• [Directions] The answer must be a single number: how many lines in the entries below contain the word "icon".

• [Data for this exercise]
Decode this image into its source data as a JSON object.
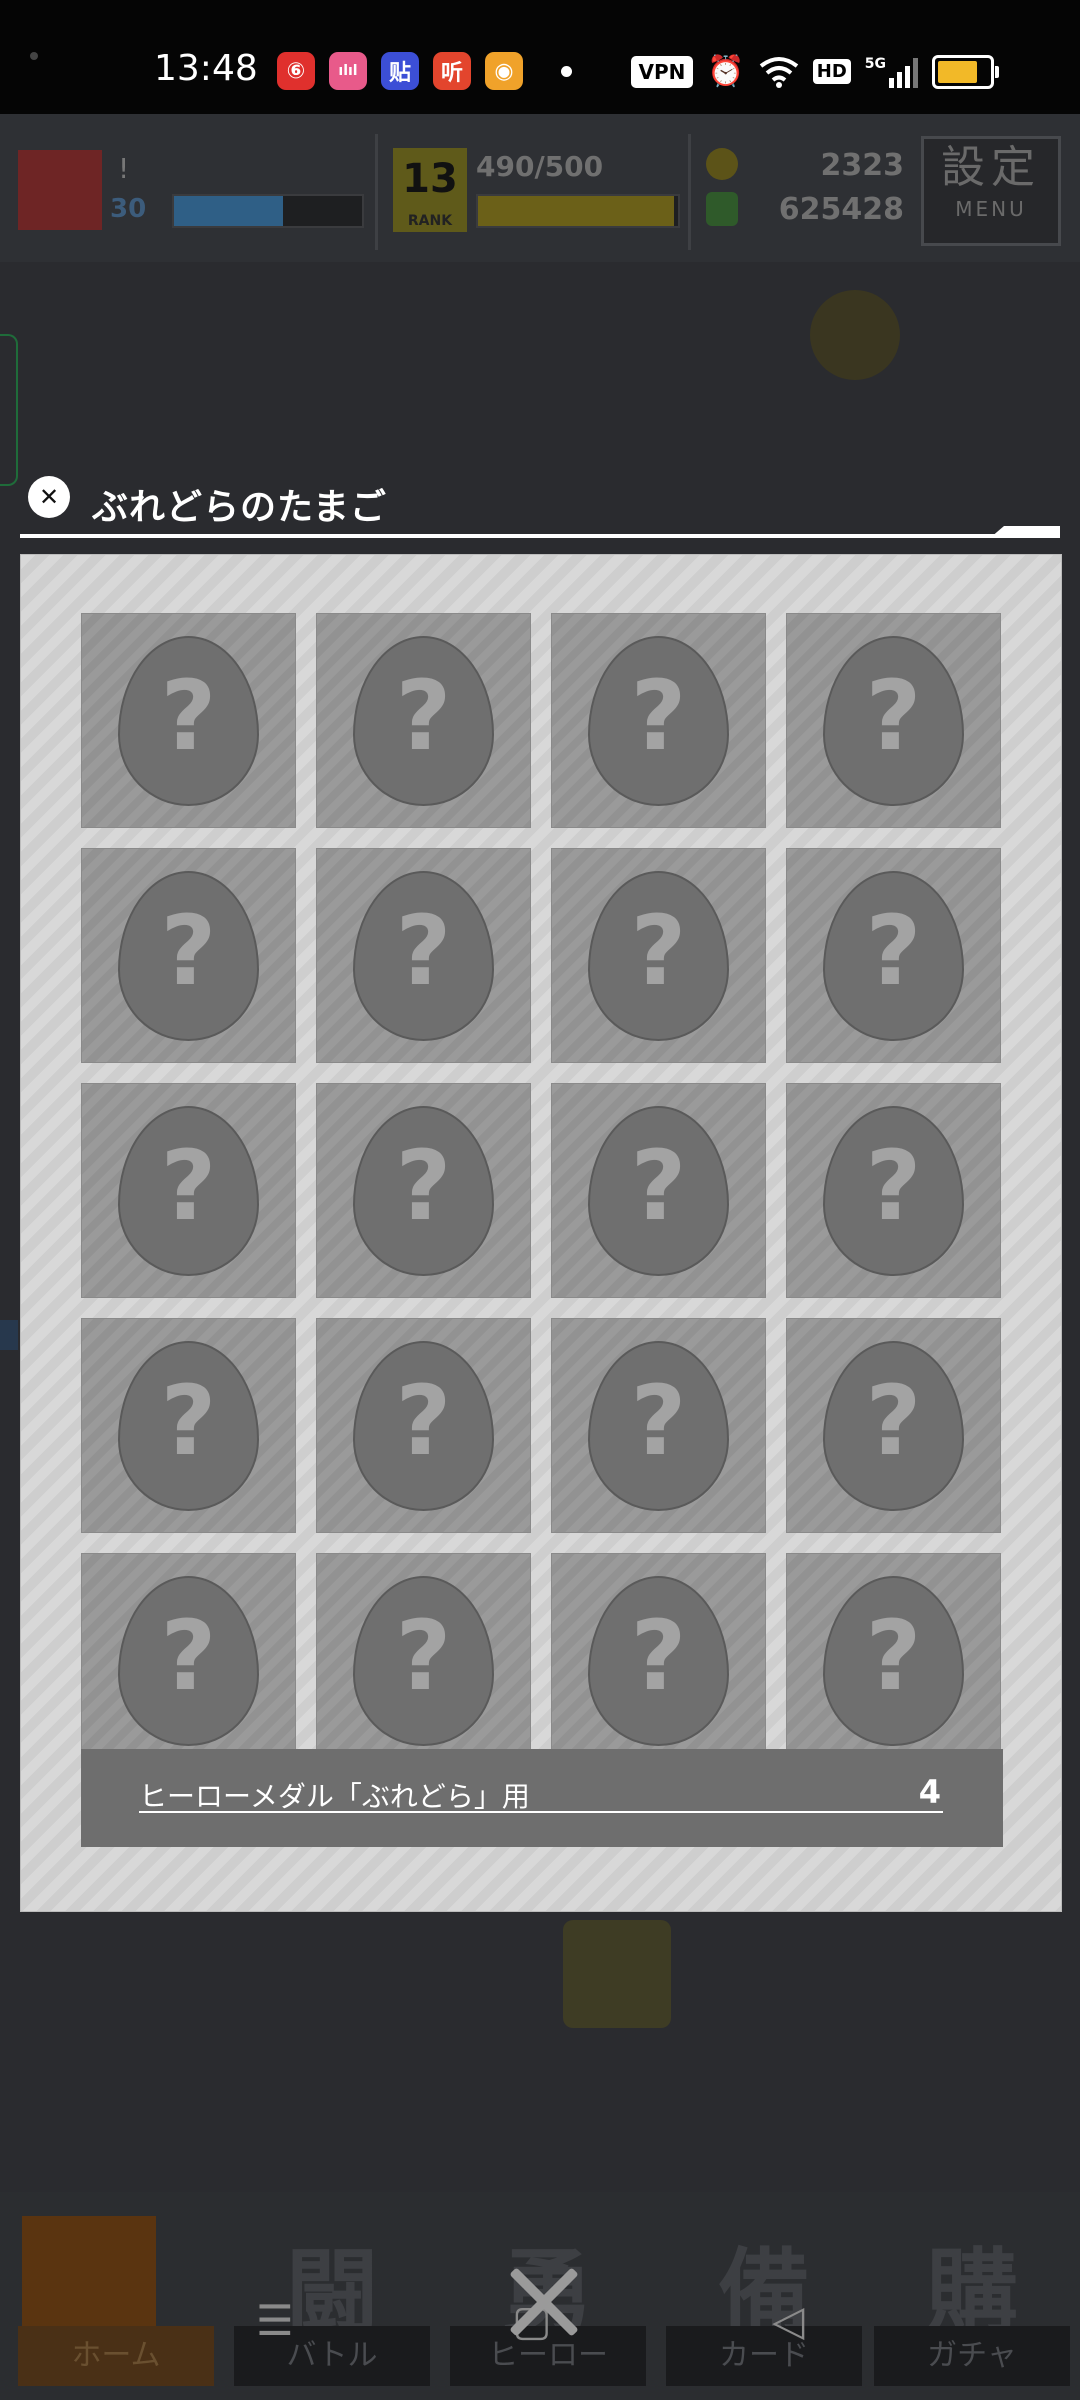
{
  "status_bar": {
    "time": "13:48",
    "apps": [
      {
        "icon": "netease-music-icon",
        "glyph": "⑥",
        "color": "#e0302d"
      },
      {
        "icon": "bilibili-icon",
        "glyph": "ılıl",
        "color": "#e85a8a"
      },
      {
        "icon": "tieba-icon",
        "glyph": "贴",
        "color": "#3c4fd6"
      },
      {
        "icon": "ximalaya-icon",
        "glyph": "听",
        "color": "#e3452d"
      },
      {
        "icon": "weibo-icon",
        "glyph": "◉",
        "color": "#f0a22a"
      }
    ],
    "vpn": "VPN",
    "hd": "HD",
    "network": "5G"
  },
  "hud": {
    "player_name": "!",
    "level": "30",
    "rank_number": "13",
    "rank_label": "RANK",
    "exp": "490/500",
    "currency_gold": "2323",
    "currency_green": "625428",
    "menu_kanji": "設定",
    "menu_label": "MENU"
  },
  "dialog": {
    "title": "ぶれどらのたまご",
    "slot_symbol": "?",
    "footer_label": "ヒーローメダル「ぶれどら」用",
    "footer_count": "4"
  },
  "bottom_nav": [
    {
      "kanji": "",
      "label": "ホーム"
    },
    {
      "kanji": "闘",
      "label": "バトル"
    },
    {
      "kanji": "勇",
      "label": "ヒーロー"
    },
    {
      "kanji": "備",
      "label": "カード"
    },
    {
      "kanji": "購",
      "label": "ガチャ"
    }
  ],
  "colors": {
    "panel": "#d8d8d8",
    "slot": "#9a9a9a",
    "egg": "#6f6f6f",
    "footer_bar": "#6e6e6e",
    "battery": "#f2b928"
  }
}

• [Result of this exercise] 5